“It’s important to highlight that this situation is temporary due to the lack of a political agreement, but that the country will continue to comply with all its obligations,” he said, adding that he’s “optimistic” lawmakers will come to an agreement allowing the pension fund payments to be made.
Yields on El Salvador’s benchmark dollar bonds due 2025 tumbled 3.5 percent in the last three days before posting a slight rebound today. At 12:39 p.m. NY time, the yield was up 2 basis points to 8.11 percent.
Caceres said the government, which sold $600 million in dollar bonds in February, has no plans to return to global markets this year and will raise money on local debt markets to finance the budget.
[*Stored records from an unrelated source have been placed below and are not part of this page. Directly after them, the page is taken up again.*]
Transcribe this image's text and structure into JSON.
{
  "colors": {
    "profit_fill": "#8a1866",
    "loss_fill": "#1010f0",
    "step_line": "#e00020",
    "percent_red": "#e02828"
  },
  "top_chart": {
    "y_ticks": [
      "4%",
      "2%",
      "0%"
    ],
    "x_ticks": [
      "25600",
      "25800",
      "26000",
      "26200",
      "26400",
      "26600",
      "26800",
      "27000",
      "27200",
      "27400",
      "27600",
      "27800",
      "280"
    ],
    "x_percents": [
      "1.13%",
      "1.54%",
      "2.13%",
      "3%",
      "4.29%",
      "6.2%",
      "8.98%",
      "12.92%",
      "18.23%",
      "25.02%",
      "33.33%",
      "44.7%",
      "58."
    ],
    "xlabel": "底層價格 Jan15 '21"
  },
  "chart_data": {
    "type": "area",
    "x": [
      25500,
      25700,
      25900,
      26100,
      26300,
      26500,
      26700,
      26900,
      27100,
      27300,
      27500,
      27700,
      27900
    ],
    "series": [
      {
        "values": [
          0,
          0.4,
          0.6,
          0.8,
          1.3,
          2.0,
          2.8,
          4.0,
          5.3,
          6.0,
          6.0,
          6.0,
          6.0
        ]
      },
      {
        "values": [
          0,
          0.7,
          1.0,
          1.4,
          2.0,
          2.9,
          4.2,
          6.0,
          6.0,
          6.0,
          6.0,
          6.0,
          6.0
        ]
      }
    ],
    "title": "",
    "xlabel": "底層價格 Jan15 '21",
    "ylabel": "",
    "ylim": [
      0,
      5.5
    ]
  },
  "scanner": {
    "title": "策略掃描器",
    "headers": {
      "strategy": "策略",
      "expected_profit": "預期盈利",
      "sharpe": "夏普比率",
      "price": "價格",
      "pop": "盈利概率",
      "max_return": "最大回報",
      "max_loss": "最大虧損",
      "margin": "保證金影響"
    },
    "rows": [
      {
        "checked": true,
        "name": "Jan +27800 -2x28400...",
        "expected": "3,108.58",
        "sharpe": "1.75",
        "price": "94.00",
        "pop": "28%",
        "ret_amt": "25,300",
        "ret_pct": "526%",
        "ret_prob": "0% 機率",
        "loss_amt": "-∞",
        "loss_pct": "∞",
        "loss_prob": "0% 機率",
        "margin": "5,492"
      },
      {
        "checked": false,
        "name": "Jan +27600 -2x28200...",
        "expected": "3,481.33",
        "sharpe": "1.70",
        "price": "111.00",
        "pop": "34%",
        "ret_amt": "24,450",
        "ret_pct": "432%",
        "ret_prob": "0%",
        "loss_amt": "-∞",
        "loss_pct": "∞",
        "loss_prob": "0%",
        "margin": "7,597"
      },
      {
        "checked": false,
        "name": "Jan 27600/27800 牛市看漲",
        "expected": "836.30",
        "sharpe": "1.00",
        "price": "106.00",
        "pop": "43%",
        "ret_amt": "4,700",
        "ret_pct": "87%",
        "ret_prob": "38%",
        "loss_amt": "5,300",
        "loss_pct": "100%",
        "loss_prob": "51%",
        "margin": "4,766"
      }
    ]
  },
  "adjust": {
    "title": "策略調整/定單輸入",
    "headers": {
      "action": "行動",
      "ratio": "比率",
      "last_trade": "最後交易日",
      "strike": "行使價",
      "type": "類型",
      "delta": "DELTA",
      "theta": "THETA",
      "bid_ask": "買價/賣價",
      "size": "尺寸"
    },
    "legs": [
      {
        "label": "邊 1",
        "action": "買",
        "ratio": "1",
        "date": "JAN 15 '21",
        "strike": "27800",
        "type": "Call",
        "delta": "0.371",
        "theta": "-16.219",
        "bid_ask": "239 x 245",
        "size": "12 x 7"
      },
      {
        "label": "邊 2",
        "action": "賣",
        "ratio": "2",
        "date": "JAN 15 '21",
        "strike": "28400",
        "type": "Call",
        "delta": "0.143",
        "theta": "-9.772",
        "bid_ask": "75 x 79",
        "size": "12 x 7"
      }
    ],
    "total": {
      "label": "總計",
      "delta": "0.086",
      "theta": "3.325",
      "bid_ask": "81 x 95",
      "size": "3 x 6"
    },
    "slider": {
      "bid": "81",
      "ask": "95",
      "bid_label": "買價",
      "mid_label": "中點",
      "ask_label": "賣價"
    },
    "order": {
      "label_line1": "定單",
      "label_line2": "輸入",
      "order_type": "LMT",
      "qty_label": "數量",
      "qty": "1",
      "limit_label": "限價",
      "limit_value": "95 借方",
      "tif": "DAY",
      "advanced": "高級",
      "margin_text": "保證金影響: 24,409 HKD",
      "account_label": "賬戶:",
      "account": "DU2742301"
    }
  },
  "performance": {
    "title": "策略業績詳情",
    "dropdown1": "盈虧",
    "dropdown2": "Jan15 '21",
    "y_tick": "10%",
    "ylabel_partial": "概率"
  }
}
The $26 billion economy is expected to grow 2.5 percent to 3 percent this year, he said.
S&P lowered its long-term foreign- and local-currency sovereign credit ratings on El Salvador to CCC- from B-, placing the country on negative credit watch. The ratings company said it expected to resolve its credit watch placement within five business days, based on the outcome of political negotiations.
Fitch had cut the foreign currency rating to CCC from B with a negative outlook, placing it in the same category as Venezuela, Greece and the Congo.